Mark Teixeira’s retirement announcement helped the New York Yankees in finally turning the page from their most recent championship team, but there is still work to be done.
Oh, what a year it was.
The 2009 New York Yankees remain all the 21st century Yankee fans have to lean on. Unity, poise, power, and an affinity for the big moment. Everything accomplished by the team was magical, ending with the 27th World Series title in the franchise’s illustrious history.
As the Yankees move into a new era which can possibly yield the same, yet potentially duplicated results, fans must let go.
Mark Teixeira helped that process greatly with his purely unselfish act yesterday. His retirement from baseball — effective at season’s end — signifies the passing of the torch to a new generation in the Bronx.
However, with his contract set to expire at the end of the campaign anyhow, his situation differs from the remaining aging core of a team that brought home the Yankees’ 40th American League pennant.

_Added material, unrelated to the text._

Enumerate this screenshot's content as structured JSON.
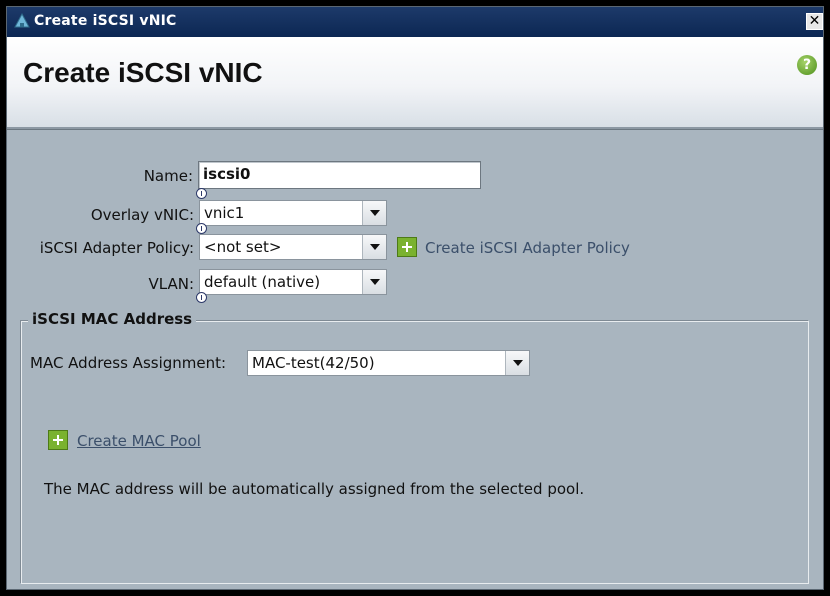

His Yankee image will forever be aided with the selflessness he displayed, and he will go out on peaceful terms with the organization.
This is where A-Rod should take some notes.
As he sits on the bench, saying he would be fine with a release, the 41-year-old should go ahead and announce his own exit. Perhaps his dismal .204/.252/.256 slash would work its way into the lineup for the majority of his remaining days if a direct timetable was in play.
In the process, the former AL MVP would be able to make one final push towards 700 career home runs — he currently sits at 696.
Not only would his on-field time receive a jolt, but he would be respected a great deal more by fans. Additionally, the whole dragged out publicity stunt and Hall of Fame speculation would get an early start and, therefore, a premature finish.
Additionally, Teixeira’s guidance can be extremely resourceful for CC Sabathia. There have been an extremely small number of circumstances in which the big left-hander was more highly regarded than he is right now. At 36 years of age, he has turned back the clock to some extent following a fight with alcoholism.
Now, he has a chance to go out on a high note and pave the way for an exclusively young core of starting pitching.
If he announces his departure at the end of the year, it will open up a clean slate of Yankee baseball in 2017. The right mix of youngsters and experienced, yet productive, veterans would be in place.
Sure, 2009 still lingers. Yes, each player’s aspirations include staying on the field and playing a large role in something special.
However, stepping back is far more crucial.
Mark Teixeira kicked it off, and now the rest of the aging ’09 fellas need to finish the job. The sooner this happens, the sooner the organization can solely look at taking home the hardware in 2019, the 10-year anniversary of their most recent ring.